Little did I know what I was getting into when five years ago I decided to mark World Book Night in my village by running a mini literature festival…
The idea was to bring together a few author friends for an evening of talks and readings in one of our local pubs. What started out as a sedate two-hour schedule quickly overflowed into five hours, to allow time for all who wanted to take part. These included illustrious guests such as the bestselling romantic novelist Katie Fforde, who kindly accepted my invitation to declare it open, and Orna Ross, bestselling historical novelist and poet and founder of the Alliance of Independent Authors, for which I’m UK Ambassador.
Before the evening was over, people were already saying to me:
“This is going to be an annual event, right, Debbie?”
“Can you make it a whole day next time?”
“Let’s have it on Saturday next year so the kids can join in.”
Five Years On…
Always eager to please, I fell in with all of those suggestions. Five years on, here we are a month away from the most ambitious Hawkesbury Upton Literature Festival yet, on Saturday 27th April.
That modest evening in the pub has morphed into a village takeover, with events now scheduled simultaneously in six venues, with different things starting on the hour every hour from 10am through 5pm.
A Vast Array of Talent & Goodwill
Over seventy authors and artists will be taking part in talks, discussions, readings, a poetry slam, an art exhibition, children’s events and a series of workshops.
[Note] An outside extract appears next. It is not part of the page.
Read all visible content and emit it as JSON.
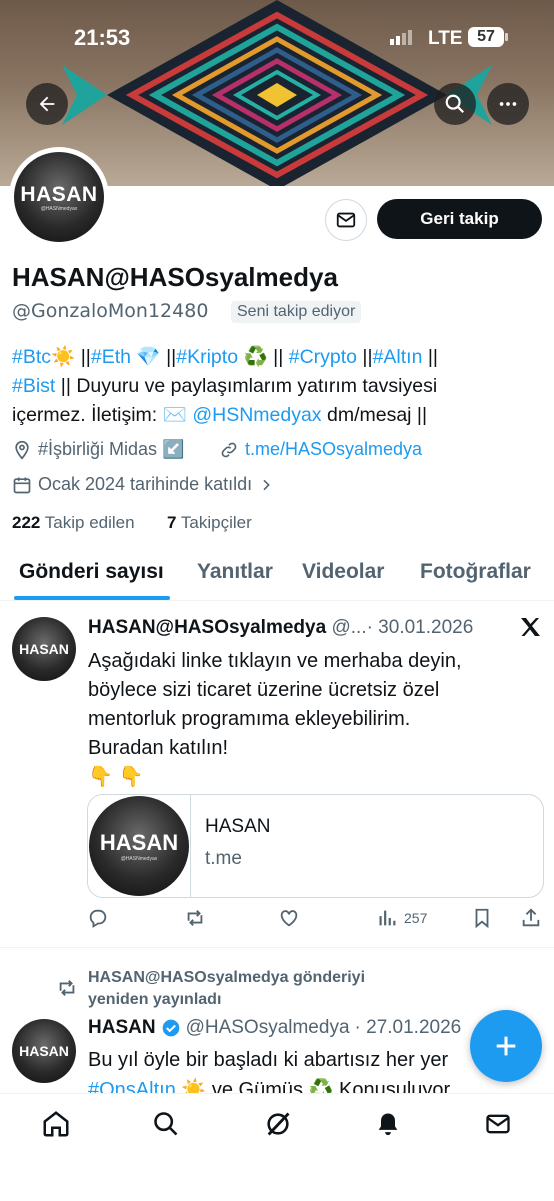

We’ve gained huge local support, including sponsorship from local individuals and organisations – the Hawkesbury Parish News, Head Start Studio, Hawkesbury Writers, Sid Crighton of Orange Dog Studio – and also from the globetrotting travel writer Jay Artale, who is managing our Twitter account from wherever she is in the world! (See our list of sponsors here.) Their generous support and encouragement has enabled us to keep the Festival free to attend, while increasing its reach and appeal.
How to Attend the 2019 Festival
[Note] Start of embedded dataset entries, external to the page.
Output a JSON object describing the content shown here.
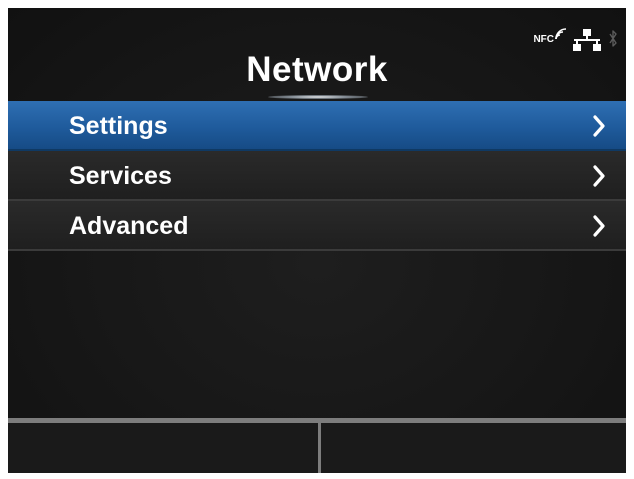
{
  "header": {
    "title": "Network"
  },
  "status": {
    "nfc_label": "NFC",
    "icons": [
      "nfc-icon",
      "network-icon",
      "bluetooth-icon"
    ]
  },
  "menu": {
    "items": [
      {
        "label": "Settings",
        "selected": true
      },
      {
        "label": "Services",
        "selected": false
      },
      {
        "label": "Advanced",
        "selected": false
      }
    ]
  },
  "colors": {
    "selected": "#1f5b9c",
    "background": "#171717",
    "text": "#ffffff"
  }
}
If you’d like to attend, no prior booking is necessary – just come along on the day. Head for the Village School, the hub of the Festival, to grab your programme and venue map.
Even better, download them now from our website to plan your day in advance, so you don’t miss any of the events that especially appeal to you. You can also keep up with Festival news on Twitter at @HULitFest.
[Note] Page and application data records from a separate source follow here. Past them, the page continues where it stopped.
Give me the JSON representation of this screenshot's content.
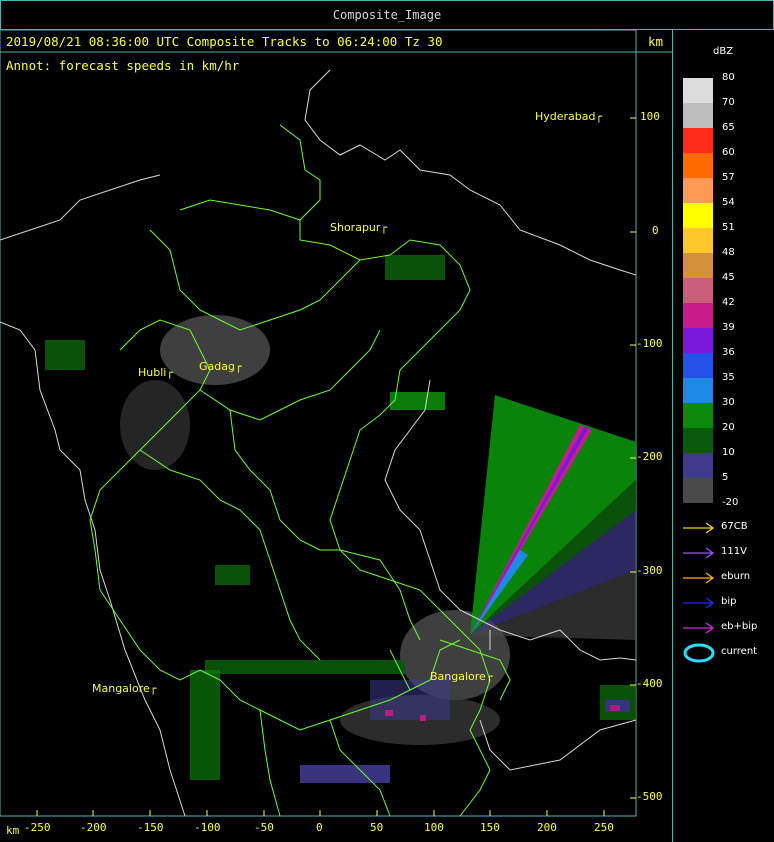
{
  "window_title": "Composite_Image",
  "header": {
    "line1": "2019/08/21 08:36:00 UTC Composite Tracks to 06:24:00 Tz 30",
    "line2": "Annot: forecast speeds in km/hr",
    "km_unit": "km"
  },
  "cities": [
    {
      "name": "Hyderabad",
      "id": "hyderabad"
    },
    {
      "name": "Shorapur",
      "id": "shorapur"
    },
    {
      "name": "Hubli",
      "id": "hubli"
    },
    {
      "name": "Gadag",
      "id": "gadag"
    },
    {
      "name": "Mangalore",
      "id": "mangalore"
    },
    {
      "name": "Bangalore",
      "id": "bangalore"
    }
  ],
  "axes": {
    "x_unit": "km",
    "x_ticks": [
      "-250",
      "-200",
      "-150",
      "-100",
      "-50",
      "0",
      "50",
      "100",
      "150",
      "200",
      "250"
    ],
    "y_ticks": [
      "100",
      "0",
      "-100",
      "-200",
      "-300",
      "-400",
      "-500"
    ]
  },
  "legend": {
    "title": "dBZ",
    "levels": [
      {
        "label": "80",
        "color": "#dcdcdc"
      },
      {
        "label": "70",
        "color": "#bdbdbd"
      },
      {
        "label": "65",
        "color": "#ff2a1a"
      },
      {
        "label": "60",
        "color": "#ff6a00"
      },
      {
        "label": "57",
        "color": "#ff9a55"
      },
      {
        "label": "54",
        "color": "#ffff00"
      },
      {
        "label": "51",
        "color": "#ffc72c"
      },
      {
        "label": "48",
        "color": "#d4903a"
      },
      {
        "label": "45",
        "color": "#c8607a"
      },
      {
        "label": "42",
        "color": "#c81c8c"
      },
      {
        "label": "39",
        "color": "#7a1ad8"
      },
      {
        "label": "36",
        "color": "#2452e8"
      },
      {
        "label": "35",
        "color": "#1e88e5"
      },
      {
        "label": "30",
        "color": "#0b8a0b"
      },
      {
        "label": "20",
        "color": "#0b5a0b"
      },
      {
        "label": "10",
        "color": "#3e3a8c"
      },
      {
        "label": "5",
        "color": "#4a4a4a"
      },
      {
        "label": "-20",
        "color": "#000000"
      }
    ],
    "tracks": [
      {
        "label": "67CB",
        "color": "#ffd000"
      },
      {
        "label": "111V",
        "color": "#a050ff"
      },
      {
        "label": "eburn",
        "color": "#ffb000"
      },
      {
        "label": "bip",
        "color": "#1a2cff"
      },
      {
        "label": "eb+bip",
        "color": "#e020e0"
      },
      {
        "label": "current",
        "color": "#22e0ff"
      }
    ]
  }
}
More Reasons to Attend!
And if you’re not yet convinced that a day at a small provincial lit fest is worth your while, read my guest post on the Oakwood Literature Festival website about what makes these events so special: What Do Small Lit Fests Offer that Big Ones Don’t? I’ll be speaking at the second Oakwood Festival on Saturday 18th May, and in the meantime at the Wrexham Carnival of Words on Thursday 2nd May.
And maybe in June I might find time for a little lie-down in a darkened room…